Last week, Washington Post fact checker Glenn Kessler asked to investigate Rubio's statement by a colleague who thought "it was almost certainly incorrect," discovered that Rubio was right. The implication, which Kessler was too polite to spell out, is that activists and politicians who push legislative responses to mass shootings are either fooling themselves or trying to fool us. The latter seems more likely.
President Obama has repeatedly implied that members of Congress have blood on their hands because they refuse to "do something" in response to mass shootings. Yet at a briefing the day after Kessler's article appeared, White House Press Secretary Josh Earnest could not cite any mass shootings that might have been stopped by expanded background checks or a federal ban on "assault weapons," the measures that Obama reflexively proposes after such crimes. Instead, Earnest talked up another policy that would have made no difference: banning gun purchases by people on the federal government's "no fly" list, none of whom have been linked to a mass shooting.
The idea that "assault weapon" bans can prevent mass shootings is clearly a fantasy. The vast majority of guns used in these attacks -- 86 percent, according to a tally by Mother Jones -- do not qualify as "assault weapons," an arbitrary category defined by military-style features such as folding stocks, pistol grips, and flash suppressors. Even if a law could magically eliminate the millions of "assault weapons" already in circulation, it would leave plenty of equally lethal alternatives.
Banning assault weapons makes even less sense as a response to less newsworthy crimes, which account for about 97 percent of homicides. According to the FBI's numbers, rifles in general, which include many guns that are not considered assault weapons, were used in about 2 percent of homicides last year.
There are similar problems with legal limits on magazine size, which Obama also supports. Laws can prohibit new sales but cannot make larger magazines disappear. And as Kessler pointed out, "an experienced shooter ... can change a magazine in just two to four seconds," a pause that is unlikely to make a significant difference in attacks on unarmed people.
Expanding the federal background check requirement to cover private gun transfers as well as sales by licensed dealers -- another idea favored by Obama -- cannot reasonably be expected to have a noticeable impact on mass shootings either. As Kessler noted, the perpetrators of such crimes often have passed background checks, and in any case, rarely have criminal or psychiatric records that would legally disqualify them from buying guns.

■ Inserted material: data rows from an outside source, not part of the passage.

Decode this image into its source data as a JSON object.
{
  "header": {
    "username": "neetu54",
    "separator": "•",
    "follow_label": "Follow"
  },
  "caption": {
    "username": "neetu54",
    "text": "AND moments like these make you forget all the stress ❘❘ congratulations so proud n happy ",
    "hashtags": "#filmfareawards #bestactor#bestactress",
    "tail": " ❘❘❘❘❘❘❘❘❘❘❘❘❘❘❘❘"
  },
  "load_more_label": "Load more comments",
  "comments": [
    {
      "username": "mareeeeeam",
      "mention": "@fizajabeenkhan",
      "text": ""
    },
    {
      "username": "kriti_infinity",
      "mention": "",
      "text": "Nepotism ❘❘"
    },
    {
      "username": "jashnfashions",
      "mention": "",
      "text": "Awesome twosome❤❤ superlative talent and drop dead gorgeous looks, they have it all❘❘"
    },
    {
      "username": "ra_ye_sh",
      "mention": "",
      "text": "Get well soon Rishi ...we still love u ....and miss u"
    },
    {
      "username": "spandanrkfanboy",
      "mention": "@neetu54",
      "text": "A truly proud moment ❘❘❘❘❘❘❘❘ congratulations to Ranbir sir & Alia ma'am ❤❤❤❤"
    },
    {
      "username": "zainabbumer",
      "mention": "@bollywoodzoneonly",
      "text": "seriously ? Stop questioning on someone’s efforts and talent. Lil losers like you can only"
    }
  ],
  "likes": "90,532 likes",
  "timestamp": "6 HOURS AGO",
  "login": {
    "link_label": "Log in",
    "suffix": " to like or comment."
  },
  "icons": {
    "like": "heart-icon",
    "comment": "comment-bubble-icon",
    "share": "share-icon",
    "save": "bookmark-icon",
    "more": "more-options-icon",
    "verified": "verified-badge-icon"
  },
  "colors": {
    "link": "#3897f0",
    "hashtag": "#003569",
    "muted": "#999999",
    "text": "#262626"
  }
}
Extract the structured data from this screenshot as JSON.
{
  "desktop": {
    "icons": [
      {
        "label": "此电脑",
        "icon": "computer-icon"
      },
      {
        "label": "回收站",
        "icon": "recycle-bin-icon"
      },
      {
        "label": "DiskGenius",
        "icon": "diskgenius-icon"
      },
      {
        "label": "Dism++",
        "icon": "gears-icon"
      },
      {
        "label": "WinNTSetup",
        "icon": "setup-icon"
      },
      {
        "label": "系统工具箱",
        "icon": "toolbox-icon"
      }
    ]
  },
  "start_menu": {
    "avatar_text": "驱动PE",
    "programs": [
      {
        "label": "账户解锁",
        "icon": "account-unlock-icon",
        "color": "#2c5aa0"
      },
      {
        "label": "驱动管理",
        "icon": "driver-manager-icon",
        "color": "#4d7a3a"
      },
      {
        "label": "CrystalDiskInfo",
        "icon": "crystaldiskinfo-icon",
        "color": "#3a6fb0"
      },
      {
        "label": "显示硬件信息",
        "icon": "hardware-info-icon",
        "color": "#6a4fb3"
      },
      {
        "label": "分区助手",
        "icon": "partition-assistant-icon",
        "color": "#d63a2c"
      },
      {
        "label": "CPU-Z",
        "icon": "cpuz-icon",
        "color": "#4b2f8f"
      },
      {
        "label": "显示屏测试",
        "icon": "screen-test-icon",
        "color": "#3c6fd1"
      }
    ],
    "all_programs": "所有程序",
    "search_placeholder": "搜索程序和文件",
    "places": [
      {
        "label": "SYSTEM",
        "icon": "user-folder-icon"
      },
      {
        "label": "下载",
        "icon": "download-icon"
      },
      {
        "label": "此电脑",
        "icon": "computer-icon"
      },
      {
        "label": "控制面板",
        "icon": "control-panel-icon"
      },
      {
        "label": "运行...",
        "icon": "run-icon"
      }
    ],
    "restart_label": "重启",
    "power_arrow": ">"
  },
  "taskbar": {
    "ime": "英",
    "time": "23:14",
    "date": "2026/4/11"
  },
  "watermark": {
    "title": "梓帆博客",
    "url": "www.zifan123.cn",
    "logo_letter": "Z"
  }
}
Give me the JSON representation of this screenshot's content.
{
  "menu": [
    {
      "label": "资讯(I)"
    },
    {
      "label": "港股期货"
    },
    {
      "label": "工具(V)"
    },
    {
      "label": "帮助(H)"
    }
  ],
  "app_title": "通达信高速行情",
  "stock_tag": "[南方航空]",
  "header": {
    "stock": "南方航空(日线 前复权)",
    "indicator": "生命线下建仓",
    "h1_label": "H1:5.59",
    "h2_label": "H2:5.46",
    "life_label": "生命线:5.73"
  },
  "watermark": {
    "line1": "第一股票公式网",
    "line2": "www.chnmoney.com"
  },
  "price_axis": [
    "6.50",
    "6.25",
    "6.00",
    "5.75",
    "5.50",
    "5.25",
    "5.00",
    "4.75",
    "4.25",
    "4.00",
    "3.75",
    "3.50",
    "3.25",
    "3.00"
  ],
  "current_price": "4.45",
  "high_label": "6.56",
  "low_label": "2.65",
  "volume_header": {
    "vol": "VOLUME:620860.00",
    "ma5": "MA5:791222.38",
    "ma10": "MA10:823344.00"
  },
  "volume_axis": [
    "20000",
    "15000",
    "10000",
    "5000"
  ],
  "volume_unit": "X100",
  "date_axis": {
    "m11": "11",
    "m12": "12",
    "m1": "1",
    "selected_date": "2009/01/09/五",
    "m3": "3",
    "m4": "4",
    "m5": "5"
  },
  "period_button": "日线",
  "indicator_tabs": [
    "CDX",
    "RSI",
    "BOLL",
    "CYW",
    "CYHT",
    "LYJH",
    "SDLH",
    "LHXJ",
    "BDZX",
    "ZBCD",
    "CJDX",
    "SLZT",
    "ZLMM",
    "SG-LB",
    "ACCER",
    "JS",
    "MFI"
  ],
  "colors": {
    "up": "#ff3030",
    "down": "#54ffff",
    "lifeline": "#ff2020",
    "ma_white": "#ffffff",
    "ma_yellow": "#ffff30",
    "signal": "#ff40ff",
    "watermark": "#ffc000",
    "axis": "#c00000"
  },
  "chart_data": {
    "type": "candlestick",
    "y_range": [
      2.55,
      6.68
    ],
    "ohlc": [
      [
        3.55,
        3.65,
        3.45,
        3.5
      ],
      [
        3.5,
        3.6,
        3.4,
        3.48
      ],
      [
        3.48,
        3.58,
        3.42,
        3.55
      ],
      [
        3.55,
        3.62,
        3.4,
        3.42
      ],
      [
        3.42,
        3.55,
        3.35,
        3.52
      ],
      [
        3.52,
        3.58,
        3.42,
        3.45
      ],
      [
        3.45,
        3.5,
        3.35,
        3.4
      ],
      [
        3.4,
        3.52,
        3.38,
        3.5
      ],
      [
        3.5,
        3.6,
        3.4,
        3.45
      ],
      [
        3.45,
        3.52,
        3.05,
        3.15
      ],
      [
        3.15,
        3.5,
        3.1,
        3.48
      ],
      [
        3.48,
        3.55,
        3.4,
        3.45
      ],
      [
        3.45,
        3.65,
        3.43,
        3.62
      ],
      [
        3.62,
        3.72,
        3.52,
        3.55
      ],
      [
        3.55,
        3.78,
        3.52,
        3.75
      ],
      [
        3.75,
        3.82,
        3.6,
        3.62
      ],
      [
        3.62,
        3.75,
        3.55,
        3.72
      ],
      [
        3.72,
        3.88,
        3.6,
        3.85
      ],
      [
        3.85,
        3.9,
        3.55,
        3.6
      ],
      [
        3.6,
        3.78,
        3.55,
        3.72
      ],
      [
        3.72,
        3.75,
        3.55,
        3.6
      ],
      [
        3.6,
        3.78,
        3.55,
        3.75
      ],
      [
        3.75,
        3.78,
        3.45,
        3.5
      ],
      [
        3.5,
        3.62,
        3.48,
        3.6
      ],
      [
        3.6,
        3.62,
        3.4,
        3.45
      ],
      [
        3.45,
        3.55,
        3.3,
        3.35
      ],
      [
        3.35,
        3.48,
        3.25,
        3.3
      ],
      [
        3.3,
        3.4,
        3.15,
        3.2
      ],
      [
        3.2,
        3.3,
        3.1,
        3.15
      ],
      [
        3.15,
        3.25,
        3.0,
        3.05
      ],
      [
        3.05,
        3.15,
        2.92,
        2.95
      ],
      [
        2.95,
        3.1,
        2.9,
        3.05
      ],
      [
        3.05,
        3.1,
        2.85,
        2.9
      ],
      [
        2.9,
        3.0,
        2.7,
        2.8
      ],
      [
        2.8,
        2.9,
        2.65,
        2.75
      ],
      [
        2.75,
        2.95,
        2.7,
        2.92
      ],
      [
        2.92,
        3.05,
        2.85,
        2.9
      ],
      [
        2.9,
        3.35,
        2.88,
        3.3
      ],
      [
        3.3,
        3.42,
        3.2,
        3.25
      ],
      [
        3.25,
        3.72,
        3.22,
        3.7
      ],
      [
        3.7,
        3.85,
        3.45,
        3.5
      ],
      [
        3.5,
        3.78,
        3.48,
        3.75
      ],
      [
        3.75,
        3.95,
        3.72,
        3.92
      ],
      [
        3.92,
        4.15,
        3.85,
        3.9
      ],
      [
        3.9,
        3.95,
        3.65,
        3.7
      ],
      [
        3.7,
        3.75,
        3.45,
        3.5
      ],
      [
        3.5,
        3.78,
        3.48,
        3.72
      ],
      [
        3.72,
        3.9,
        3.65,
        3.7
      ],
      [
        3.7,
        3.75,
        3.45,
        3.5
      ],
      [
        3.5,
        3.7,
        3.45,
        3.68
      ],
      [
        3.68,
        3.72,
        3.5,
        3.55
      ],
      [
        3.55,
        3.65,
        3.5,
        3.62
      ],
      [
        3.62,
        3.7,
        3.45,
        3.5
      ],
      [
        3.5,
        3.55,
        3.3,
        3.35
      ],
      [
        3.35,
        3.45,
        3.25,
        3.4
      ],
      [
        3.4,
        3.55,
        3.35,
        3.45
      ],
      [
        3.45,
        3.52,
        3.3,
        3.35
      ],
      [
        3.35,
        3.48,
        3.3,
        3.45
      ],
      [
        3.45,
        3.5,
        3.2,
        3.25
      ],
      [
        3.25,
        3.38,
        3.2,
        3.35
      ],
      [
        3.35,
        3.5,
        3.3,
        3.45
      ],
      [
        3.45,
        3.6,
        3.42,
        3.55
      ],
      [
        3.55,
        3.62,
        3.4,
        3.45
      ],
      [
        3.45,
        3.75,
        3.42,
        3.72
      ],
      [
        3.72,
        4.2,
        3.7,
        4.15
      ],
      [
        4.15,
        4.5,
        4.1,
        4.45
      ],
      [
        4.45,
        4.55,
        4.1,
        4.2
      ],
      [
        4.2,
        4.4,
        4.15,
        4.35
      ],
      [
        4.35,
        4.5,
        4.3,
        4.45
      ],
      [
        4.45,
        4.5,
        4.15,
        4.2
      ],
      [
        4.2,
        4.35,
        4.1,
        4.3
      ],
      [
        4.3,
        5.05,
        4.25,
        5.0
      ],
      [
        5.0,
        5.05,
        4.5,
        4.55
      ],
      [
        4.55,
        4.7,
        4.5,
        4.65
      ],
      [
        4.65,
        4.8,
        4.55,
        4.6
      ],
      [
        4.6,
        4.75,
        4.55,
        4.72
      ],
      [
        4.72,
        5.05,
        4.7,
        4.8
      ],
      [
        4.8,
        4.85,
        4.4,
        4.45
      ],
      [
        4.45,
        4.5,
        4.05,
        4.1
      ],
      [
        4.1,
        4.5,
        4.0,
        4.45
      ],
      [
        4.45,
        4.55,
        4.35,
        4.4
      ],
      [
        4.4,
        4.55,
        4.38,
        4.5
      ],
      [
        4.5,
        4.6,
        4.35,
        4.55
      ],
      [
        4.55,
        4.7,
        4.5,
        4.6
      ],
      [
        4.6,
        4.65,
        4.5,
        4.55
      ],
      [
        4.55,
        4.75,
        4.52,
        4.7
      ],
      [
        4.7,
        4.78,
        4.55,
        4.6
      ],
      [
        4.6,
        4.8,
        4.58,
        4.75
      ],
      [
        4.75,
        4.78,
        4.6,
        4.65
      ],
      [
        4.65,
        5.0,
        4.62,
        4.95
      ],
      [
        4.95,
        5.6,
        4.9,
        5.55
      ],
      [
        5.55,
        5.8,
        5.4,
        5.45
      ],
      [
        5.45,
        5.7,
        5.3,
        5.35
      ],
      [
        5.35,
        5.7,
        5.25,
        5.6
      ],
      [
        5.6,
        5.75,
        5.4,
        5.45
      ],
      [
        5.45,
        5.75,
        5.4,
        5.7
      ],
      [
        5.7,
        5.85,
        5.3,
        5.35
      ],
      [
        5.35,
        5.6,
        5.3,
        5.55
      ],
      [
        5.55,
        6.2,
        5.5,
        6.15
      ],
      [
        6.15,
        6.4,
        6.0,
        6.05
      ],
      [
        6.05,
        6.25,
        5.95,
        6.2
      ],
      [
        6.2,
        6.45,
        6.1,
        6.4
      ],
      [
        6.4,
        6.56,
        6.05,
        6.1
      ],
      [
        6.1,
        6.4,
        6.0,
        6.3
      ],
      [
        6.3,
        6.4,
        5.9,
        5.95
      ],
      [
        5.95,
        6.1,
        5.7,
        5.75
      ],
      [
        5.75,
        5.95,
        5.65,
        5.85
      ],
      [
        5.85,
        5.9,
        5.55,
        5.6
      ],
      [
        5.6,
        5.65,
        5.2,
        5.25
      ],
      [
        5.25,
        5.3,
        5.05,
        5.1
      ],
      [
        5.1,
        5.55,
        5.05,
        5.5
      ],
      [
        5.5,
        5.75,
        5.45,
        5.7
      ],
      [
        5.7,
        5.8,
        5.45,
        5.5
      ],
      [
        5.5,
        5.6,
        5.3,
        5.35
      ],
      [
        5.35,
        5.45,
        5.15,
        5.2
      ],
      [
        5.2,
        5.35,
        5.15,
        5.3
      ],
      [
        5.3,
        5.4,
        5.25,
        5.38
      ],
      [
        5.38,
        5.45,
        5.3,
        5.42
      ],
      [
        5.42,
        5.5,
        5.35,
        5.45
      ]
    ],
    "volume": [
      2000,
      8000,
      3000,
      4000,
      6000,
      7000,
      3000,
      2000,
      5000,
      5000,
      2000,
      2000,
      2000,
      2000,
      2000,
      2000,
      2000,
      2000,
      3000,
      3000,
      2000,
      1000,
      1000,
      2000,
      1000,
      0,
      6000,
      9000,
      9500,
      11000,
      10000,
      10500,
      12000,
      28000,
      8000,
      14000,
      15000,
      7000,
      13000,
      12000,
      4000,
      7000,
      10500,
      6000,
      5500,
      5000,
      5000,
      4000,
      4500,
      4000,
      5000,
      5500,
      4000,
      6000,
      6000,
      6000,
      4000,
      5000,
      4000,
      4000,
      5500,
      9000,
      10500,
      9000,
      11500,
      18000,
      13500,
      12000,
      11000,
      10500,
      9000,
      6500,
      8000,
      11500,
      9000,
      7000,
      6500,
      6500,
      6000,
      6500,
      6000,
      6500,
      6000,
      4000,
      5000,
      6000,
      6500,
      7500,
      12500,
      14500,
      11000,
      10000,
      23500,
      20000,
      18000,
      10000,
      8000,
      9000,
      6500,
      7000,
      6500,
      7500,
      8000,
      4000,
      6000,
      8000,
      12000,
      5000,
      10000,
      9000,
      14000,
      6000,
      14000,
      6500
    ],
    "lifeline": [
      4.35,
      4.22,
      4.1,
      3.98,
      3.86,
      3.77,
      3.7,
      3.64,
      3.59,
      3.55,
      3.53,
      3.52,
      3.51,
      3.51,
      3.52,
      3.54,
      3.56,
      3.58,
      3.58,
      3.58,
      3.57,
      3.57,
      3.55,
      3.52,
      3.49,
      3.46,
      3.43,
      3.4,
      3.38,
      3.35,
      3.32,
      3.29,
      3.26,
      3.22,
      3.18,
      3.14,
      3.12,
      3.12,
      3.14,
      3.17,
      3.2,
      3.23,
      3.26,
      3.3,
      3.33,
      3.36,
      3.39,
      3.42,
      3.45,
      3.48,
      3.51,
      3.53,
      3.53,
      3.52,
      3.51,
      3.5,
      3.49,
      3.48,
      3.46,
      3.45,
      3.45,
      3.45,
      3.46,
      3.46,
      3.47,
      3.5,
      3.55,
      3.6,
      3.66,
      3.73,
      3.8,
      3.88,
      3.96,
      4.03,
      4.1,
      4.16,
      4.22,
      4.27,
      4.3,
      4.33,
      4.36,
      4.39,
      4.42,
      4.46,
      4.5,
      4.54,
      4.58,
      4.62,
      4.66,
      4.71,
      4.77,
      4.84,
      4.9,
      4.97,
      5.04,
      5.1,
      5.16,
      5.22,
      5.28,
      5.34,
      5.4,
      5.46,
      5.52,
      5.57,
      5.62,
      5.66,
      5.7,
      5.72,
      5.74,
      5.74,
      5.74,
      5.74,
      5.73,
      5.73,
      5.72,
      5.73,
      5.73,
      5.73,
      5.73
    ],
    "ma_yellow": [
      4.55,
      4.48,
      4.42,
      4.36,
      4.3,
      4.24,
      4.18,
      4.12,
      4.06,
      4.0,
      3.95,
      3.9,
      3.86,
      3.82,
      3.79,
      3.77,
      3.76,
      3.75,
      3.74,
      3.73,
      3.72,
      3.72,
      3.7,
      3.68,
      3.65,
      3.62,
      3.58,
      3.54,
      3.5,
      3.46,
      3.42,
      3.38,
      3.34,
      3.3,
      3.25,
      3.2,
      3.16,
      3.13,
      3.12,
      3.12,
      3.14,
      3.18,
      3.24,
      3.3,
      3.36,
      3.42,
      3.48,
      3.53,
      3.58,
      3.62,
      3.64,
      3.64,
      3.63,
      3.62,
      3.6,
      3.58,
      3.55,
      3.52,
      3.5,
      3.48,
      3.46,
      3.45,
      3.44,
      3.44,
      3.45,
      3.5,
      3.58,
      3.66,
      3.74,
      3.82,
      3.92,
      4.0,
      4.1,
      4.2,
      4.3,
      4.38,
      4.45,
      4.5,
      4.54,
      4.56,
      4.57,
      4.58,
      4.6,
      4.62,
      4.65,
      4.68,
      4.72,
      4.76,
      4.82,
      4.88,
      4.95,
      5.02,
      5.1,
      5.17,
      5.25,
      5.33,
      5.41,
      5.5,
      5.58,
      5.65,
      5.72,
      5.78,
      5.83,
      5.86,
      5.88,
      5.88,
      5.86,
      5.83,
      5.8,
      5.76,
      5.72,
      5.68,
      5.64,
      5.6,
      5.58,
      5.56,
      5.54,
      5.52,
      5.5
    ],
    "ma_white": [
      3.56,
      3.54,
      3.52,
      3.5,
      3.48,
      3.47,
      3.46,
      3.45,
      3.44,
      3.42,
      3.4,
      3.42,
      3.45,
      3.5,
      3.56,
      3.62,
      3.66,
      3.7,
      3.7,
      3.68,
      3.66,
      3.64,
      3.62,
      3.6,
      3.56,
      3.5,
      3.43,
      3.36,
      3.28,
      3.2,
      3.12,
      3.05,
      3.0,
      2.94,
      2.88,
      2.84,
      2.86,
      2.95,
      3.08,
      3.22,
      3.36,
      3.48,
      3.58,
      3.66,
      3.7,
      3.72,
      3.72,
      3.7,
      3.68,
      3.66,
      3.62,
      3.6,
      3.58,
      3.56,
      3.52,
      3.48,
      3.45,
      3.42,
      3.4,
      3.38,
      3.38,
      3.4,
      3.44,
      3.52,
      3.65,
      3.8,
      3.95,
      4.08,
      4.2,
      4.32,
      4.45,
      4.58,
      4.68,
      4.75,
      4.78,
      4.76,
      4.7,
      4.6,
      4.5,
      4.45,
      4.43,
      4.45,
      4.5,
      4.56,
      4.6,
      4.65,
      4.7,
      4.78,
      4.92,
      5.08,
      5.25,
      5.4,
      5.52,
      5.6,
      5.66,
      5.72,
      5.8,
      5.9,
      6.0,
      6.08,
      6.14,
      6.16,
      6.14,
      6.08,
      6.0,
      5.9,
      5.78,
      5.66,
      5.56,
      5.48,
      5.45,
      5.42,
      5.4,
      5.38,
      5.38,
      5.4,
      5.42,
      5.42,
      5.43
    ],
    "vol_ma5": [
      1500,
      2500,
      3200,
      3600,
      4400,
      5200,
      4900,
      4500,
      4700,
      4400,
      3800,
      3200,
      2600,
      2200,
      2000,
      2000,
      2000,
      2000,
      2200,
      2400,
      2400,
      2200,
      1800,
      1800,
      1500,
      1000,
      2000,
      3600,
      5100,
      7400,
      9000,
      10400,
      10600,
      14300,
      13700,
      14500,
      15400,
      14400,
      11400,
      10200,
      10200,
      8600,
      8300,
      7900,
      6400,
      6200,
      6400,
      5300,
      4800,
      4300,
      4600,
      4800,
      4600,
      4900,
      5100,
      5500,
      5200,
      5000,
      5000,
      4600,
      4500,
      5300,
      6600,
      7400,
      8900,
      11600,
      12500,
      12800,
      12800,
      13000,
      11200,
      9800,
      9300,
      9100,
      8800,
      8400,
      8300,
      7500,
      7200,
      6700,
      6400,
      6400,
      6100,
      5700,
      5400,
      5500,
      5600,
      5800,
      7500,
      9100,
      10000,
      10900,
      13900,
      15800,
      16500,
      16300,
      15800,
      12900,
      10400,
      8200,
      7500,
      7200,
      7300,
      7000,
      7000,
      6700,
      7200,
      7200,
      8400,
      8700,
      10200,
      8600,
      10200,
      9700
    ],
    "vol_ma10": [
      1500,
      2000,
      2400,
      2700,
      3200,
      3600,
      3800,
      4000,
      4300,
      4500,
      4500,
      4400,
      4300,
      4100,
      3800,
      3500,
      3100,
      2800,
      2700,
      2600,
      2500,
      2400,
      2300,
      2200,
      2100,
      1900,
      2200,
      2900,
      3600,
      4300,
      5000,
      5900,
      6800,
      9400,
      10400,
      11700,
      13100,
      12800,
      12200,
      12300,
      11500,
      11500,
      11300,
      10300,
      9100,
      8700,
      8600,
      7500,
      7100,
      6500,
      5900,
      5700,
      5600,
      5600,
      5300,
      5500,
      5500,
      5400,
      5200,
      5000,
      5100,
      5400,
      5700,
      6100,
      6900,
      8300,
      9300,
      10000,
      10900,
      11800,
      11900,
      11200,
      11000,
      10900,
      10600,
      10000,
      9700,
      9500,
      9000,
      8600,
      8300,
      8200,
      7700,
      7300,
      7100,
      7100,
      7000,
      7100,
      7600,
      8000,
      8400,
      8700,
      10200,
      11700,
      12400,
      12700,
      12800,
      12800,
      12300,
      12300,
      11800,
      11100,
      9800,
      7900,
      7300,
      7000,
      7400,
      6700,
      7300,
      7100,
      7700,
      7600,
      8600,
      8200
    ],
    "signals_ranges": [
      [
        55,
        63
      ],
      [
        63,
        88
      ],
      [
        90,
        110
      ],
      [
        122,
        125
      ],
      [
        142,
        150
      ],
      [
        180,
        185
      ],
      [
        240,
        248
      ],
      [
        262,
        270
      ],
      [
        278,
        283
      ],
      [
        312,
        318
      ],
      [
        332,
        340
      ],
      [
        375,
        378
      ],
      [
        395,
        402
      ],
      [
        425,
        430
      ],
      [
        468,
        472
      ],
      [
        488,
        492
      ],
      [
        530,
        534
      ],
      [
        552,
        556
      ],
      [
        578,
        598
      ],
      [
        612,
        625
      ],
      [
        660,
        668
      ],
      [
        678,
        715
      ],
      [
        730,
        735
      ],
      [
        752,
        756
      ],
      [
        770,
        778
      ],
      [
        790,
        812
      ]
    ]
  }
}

Furthermore, decreeing that a background check be conducted every time a gun changes hands and making it happen are two very different things. It is hard to see how such a requirement could be enforced, especially without a national gun registry.
Felons who buy guns are already breaking the law, and so are the people who supply them, assuming they know about the buyers' criminal records. Yet criminals do not seem to have much trouble arming themselves. Survey data indicates that they generally obtain guns from people they already know or from black-market dealers, sources that would be unimpeded by a new background check requirement.
The "common-sense gun safety laws" touted by the president would impose new restrictions and burdens on law-abiding Americans in exchange for highly uncertain benefits. Especially when considered as responses to mass shootings, which is how the president and his allies present them, these measures make little sense upon calm reflection -- something that gun controllers seem eager to prevent by blinding us with blood.